Diaz blew seven saves in 2019, his first year in Queens, and posted a 5.59 ERA and a 2-7 record. The fans were brutal, but they weren’t unfair. Diaz could have gone the Joey Gallo route, and instead punched back and made himself the world’s best closer. Where did he get that mental toughness from?

Edwin Diaz
Edwin Diaz
Jason Szenes

“I think I had it when I got to the big leagues,” he said, “because I got the closer job quickly and learned to flush everything right way. So that’s what I did with the 2019 season — I flushed it right away.”

File that under “Much easier said than done.”

“I think everybody got booed here at some point,” Diaz said, showing an understanding of the market.

After a little time in Diaz’s company, it’s easy to see why he owns a career-best 1.33 ERA and a career-best rate of 18 strikeouts per nine innings. It’s easy to see why he got those six outs against Atlanta last week, and why, after cruising through the Phillies in the ninth inning Friday night, he gave manager Buck Showalter a look that said he was ready to pitch the 10th.

Diaz takes full responsibility for the way the Citi Field crowds treated him three years ago.

“They’d traded for an All-Star closer,” he said, “and in my first year I didn’t do my job. I can say openly that I didn’t do my job. Now I’m proving to them that I’m the guy they got in the trade, the All-Star closer.”

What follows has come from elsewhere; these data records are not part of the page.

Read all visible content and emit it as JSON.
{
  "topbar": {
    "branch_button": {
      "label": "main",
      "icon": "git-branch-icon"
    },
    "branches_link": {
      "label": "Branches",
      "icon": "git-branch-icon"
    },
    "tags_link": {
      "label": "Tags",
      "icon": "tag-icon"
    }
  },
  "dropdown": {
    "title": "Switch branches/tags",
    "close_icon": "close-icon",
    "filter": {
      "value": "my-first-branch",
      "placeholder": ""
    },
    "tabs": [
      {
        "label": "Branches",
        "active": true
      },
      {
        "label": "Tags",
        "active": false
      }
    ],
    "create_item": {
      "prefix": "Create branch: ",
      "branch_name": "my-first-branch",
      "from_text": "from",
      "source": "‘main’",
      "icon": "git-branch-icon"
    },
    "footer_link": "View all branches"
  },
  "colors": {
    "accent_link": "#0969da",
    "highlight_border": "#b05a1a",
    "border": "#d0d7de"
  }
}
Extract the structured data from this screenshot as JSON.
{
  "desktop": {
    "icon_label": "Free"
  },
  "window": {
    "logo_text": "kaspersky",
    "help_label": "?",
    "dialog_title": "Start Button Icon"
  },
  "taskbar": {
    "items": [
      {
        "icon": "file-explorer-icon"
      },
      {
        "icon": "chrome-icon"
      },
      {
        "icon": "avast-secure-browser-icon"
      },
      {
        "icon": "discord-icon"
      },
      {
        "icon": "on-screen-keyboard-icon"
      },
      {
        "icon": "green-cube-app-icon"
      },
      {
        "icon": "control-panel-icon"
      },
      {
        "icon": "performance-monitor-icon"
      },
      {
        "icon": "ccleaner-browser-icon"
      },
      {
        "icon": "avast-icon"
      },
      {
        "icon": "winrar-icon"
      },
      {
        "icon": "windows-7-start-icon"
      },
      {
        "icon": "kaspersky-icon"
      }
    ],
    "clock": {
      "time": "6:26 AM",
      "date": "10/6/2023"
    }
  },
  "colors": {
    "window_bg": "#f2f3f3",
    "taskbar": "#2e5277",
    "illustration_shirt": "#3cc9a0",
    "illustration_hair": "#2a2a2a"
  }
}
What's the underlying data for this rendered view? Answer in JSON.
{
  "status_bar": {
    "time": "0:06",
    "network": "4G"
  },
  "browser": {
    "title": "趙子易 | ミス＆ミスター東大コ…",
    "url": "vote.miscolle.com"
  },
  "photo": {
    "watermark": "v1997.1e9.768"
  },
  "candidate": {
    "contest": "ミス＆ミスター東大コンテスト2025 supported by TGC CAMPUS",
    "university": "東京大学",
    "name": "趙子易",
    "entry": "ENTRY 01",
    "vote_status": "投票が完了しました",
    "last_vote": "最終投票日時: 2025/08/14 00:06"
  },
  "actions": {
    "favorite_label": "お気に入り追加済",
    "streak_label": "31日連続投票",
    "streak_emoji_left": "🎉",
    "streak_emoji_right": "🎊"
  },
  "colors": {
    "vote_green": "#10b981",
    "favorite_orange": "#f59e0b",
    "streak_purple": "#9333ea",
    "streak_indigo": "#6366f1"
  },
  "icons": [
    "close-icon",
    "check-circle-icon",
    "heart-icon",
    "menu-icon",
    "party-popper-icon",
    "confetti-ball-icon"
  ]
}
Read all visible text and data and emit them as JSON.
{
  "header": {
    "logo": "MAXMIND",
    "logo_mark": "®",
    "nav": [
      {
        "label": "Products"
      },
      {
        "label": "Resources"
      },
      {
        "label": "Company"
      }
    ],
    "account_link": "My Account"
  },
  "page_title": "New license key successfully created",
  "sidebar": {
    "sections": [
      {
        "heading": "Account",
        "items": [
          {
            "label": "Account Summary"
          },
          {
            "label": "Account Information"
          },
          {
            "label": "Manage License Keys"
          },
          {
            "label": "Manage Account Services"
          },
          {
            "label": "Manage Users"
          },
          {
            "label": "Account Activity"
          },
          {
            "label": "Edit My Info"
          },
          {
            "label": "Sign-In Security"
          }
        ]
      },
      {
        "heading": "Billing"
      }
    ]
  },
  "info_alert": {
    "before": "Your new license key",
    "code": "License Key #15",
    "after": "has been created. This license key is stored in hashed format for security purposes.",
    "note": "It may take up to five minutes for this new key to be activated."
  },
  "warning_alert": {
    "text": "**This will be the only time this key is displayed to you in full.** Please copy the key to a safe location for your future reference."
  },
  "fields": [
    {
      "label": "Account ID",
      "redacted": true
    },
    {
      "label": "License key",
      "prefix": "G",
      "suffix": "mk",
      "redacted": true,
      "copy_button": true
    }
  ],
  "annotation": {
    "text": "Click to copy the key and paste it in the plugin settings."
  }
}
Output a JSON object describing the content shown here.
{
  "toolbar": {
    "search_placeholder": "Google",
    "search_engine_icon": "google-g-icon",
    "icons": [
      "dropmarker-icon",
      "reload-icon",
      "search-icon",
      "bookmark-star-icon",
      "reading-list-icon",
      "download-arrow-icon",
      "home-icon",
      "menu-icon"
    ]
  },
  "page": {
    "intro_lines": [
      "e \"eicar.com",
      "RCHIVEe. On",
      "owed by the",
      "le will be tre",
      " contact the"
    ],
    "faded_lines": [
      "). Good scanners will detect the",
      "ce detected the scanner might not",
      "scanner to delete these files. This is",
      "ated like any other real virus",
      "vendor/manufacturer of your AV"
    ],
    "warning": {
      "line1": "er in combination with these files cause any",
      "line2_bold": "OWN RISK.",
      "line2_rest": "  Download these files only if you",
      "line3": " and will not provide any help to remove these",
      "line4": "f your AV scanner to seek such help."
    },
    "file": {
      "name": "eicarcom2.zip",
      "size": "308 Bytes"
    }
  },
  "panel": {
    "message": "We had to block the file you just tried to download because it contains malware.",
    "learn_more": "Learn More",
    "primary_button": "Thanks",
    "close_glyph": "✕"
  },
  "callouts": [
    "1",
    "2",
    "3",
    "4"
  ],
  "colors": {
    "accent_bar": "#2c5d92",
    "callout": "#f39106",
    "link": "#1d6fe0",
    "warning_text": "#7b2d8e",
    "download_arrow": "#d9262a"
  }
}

The truth is, Diaz has been more than an All-Star closer. He has been a phenomenon, a most improbable summer blockbuster.

“When they opened the gate,” he said Saturday night, “everybody got crazy. And I can feel it when I’m running to the mound. Every time when I make a pitch I can feel the fans supporting me.”

The crowd stayed behind him in the ninth, even when he put deGrom’s masterpiece in jeopardy. The fans were surprised by the struggle, but not angered by it.

“I think it’s a reminder of the level he’s doing it at,” Showalter said. “Almost unheard of.”

If Diaz continues to thrive with the Mets, he’ll join a select group of New York athletes who have overcome New York adversity on the road to New York success.

Reggie Jackson. Phil Simms. Patrick Ewing. Tino Martinez. Mike Piazza.

Most recently, Eli Manning, a two-time Super Bowl MVP who was nearly run out of town in the early years.

Now another big and accurate right arm, Edwin Diaz, burns to deliver something to New York more meaningful than a dominant regular season.

“I want to continue to do my job and help this team win the World Series,” he said.

Diaz firing his glove into the air — Jesse Orosco style — in October? Yes, that would make this amazing transformation complete.

#Edwin #Diaz #passed #pressure #test #skys #limit

Leave a Reply

Your email address will not be published. Required fields are marked *